PATRICK MIKHAIL GALLERY PRESENTS “INTERFACE” AN EXHIBITION OF NEW WORK BY DONNA LEGAULT, AMY SCHISSEL, AND ANDREW SMITH
NOVEMBER 14 TO DECEMBER 22, 2012
FRIDAY, NOVEMBER 16, 2012
5:30 P.M. TO 9 P.M.
SUNDAY, DECEMBER 2, 2012
PATRICK MIKHAIL GALLERY is pleased to present INTERFACE, an exhibition of new work by conceptual sound artist DONNA LEGAULT, and painters AMY SCHISSEL and ANDREW SMITH. In the exhibition, the three artists explore the common boundary or interconnection between their professional practices, as well as systems of drawing, painting, and digitization where the object or the technology itself is the mediator between the work and the viewer. The exhibition comprises a site-specific sound installation by Legault, and new paintings and works on paper by Schissel and Smith that “interface” with each other to investigate how the surface of each work draws on the language of digitization and refers to the modes of representation used in digital/computerized screen interfaces.
Donna Legault is a conceptual sound artist working in the field of electronic art, sound installation, sculpture, and performance. The intersection of these practices find focus in the resonance of sound as a dynamic extension of everyday actions. Her interest in the perception of sound and touch draws participants’ attention towards the relational qualities of “noise” as a material and temporal presence. Donna Legault has a Bachelor of Arts in Art History from Carleton University, and a Bachelor of Visual Arts from the University of Ottawa. She has exhibited widely in solo and group presentations at Ottawa City Hall Art Gallery; AXENEO7 in Gatineau; Gallery 115 at the University of Ottawa, Espace F in Matane, Quebec; Maison de la Culture in Gatineau; Karsh Masson Gallery in Ottawa; InterAccess Media Arts Centre in Toronto, Electric Eclectic Festival in Meaford, Ontario; and at PDCON Exhibition space in Berlin, Germany.

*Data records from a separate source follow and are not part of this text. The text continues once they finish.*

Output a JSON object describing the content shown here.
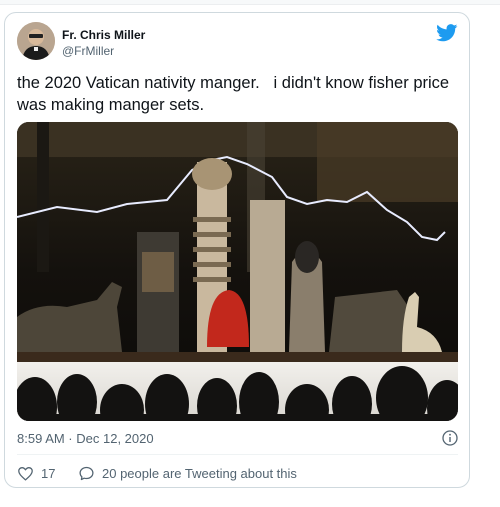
{
  "tweet": {
    "author_name": "Fr. Chris Miller",
    "author_handle": "@FrMiller",
    "text": "the 2020 Vatican nativity manger.   i didn't know fisher price was making manger sets.",
    "timestamp": "8:59 AM · Dec 12, 2020",
    "likes": "17",
    "conversation_text": "20 people are Tweeting about this"
  },
  "icons": {
    "brand": "twitter-bird-icon",
    "info": "info-icon",
    "like": "heart-icon",
    "reply": "speech-bubble-icon"
  },
  "colors": {
    "brand_blue": "#1d9bf0",
    "secondary_text": "#536471",
    "border": "#cfd9de"
  }
}
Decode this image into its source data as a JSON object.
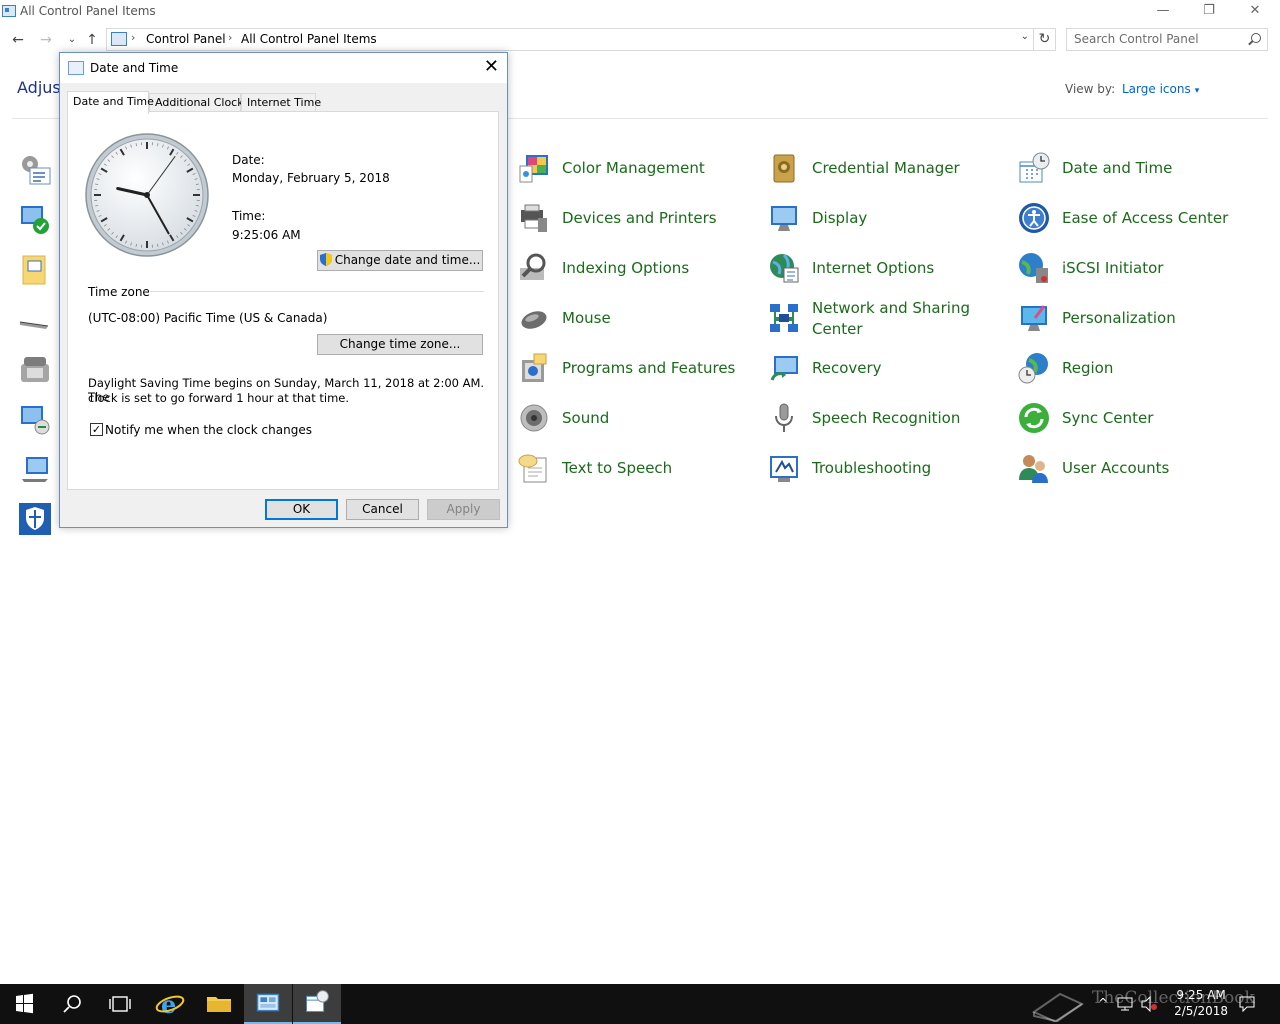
{
  "window": {
    "title": "All Control Panel Items",
    "minimize": "—",
    "maximize": "❐",
    "close": "✕"
  },
  "address": {
    "crumbs": [
      "Control Panel",
      "All Control Panel Items"
    ],
    "separator": "›",
    "search_placeholder": "Search Control Panel"
  },
  "nav": {
    "back": "←",
    "forward": "→",
    "recent": "⌄",
    "up": "↑",
    "dropdown": "⌄",
    "refresh": "↻"
  },
  "content": {
    "heading": "Adjust",
    "view_by_label": "View by:",
    "view_by_value": "Large icons",
    "view_by_caret": "▾"
  },
  "items": [
    {
      "label": "Color Management",
      "icon": "color-management-icon"
    },
    {
      "label": "Credential Manager",
      "icon": "credential-manager-icon"
    },
    {
      "label": "Date and Time",
      "icon": "date-time-icon"
    },
    {
      "label": "Devices and Printers",
      "icon": "devices-printers-icon"
    },
    {
      "label": "Display",
      "icon": "display-icon"
    },
    {
      "label": "Ease of Access Center",
      "icon": "ease-of-access-icon"
    },
    {
      "label": "Indexing Options",
      "icon": "indexing-options-icon"
    },
    {
      "label": "Internet Options",
      "icon": "internet-options-icon"
    },
    {
      "label": "iSCSI Initiator",
      "icon": "iscsi-initiator-icon"
    },
    {
      "label": "Mouse",
      "icon": "mouse-icon"
    },
    {
      "label": "Network and Sharing Center",
      "icon": "network-sharing-icon"
    },
    {
      "label": "Personalization",
      "icon": "personalization-icon"
    },
    {
      "label": "Programs and Features",
      "icon": "programs-features-icon"
    },
    {
      "label": "Recovery",
      "icon": "recovery-icon"
    },
    {
      "label": "Region",
      "icon": "region-icon"
    },
    {
      "label": "Sound",
      "icon": "sound-icon"
    },
    {
      "label": "Speech Recognition",
      "icon": "speech-recognition-icon"
    },
    {
      "label": "Sync Center",
      "icon": "sync-center-icon"
    },
    {
      "label": "Text to Speech",
      "icon": "text-to-speech-icon"
    },
    {
      "label": "Troubleshooting",
      "icon": "troubleshooting-icon"
    },
    {
      "label": "User Accounts",
      "icon": "user-accounts-icon"
    }
  ],
  "dialog": {
    "title": "Date and Time",
    "close": "✕",
    "tabs": [
      "Date and Time",
      "Additional Clocks",
      "Internet Time"
    ],
    "date_label": "Date:",
    "date_value": "Monday, February 5, 2018",
    "time_label": "Time:",
    "time_value": "9:25:06 AM",
    "change_datetime_button": "Change date and time...",
    "timezone_label": "Time zone",
    "timezone_value": "(UTC-08:00) Pacific Time (US & Canada)",
    "change_timezone_button": "Change time zone...",
    "dst_line1": "Daylight Saving Time begins on Sunday, March 11, 2018 at 2:00 AM. The",
    "dst_line2": "clock is set to go forward 1 hour at that time.",
    "notify_checked": true,
    "notify_check_glyph": "✓",
    "notify_label": "Notify me when the clock changes",
    "ok": "OK",
    "cancel": "Cancel",
    "apply": "Apply"
  },
  "clock": {
    "hour": 9,
    "minute": 25,
    "second": 6
  },
  "taskbar": {
    "time": "9:25 AM",
    "date": "2/5/2018",
    "watermark": "TheCollectionBook"
  },
  "colors": {
    "link_green": "#1a6b1a",
    "link_blue": "#0066cc",
    "heading_blue": "#1e3287",
    "taskbar": "#101010",
    "accent": "#0078d7"
  }
}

In her most recent work CYBERFIELDS, Amy Schissel continues her ongoing pursuit to address the progressively dematerialized quality of our data driven and media saturated culture within the realm of abstract painting. Whirling schemata, concentrated notational systems, and web-like linear structures negotiate hybrid moments where paint and modes of digital representation collide. These systems, frenetically layered to visualize the largely invisible information flows that cut across cities, hover over continents, and seemingly negate the need of geographical location for human interaction and communication. Her works are an imaginative reinvention of our contemporary landscape and have become a means to re-insert a sense of civic legibility where the World Wide Web calls us to be everywhere and nowhere at once. Amy Schissel was a finalist in the 2011 RBC Canadian Painting Competition. Her work can be found in the collections of the Canada Council Art Bank, the Department of Foreign Affairs Canada, the Free University of Brussels, Belgium, and the Gotland Museum of Fine Arts, Sweden, in addition to numerous private international collections. She completed her BFA in 2002 from the University of Ottawa and her MFA from the University of Ottawa in 2009. She was Canada’s 2009 recipient of the Brucebo Fine Arts Award, and has exhibited both nationally and internationally, including solo exhibitions at the University of Brussels Gallery, Belgium; Karsh Masson Gallery in Ottawa; and Centre d’art Imagier in Gatineau, Quebec. She is the recipient of various grants and awards from the Canada Council for the Arts, Ontario Arts Council, and City of Ottawa.
Andrew Smith’s paintings are the result of an attempt to physically embody a line of communication that could be given by the language of movement. The parameters of this movement are oriented by the question of how to make a painting that can have an open dialogue with the representation of its subject matter. Central to this concern is the way in which a viewer could be involved in an active manner in the experience. In his work, Smith potentially constructs a metaphorical interface between the emotive and sensorial experience of making, and the manifold of significations that can be made by a viewer. What actually happens in making each painting, motivated by the construction of a system of marks or the configuration and jostling of shapes, presents its own order from which it may extend a conveyance that does not mimic but mixes with an experience. Andrew Smith has a Bachelor of Fine Arts and a Masters of Fine Arts from the University of Ottawa. He has appeared in numerous solo and group exhibitions including Ottawa City Hall Art Gallery. His work can be found in private and public collections including RBC-DEXIA, London, U.K.; and the Department of Foreign Affairs, Canada.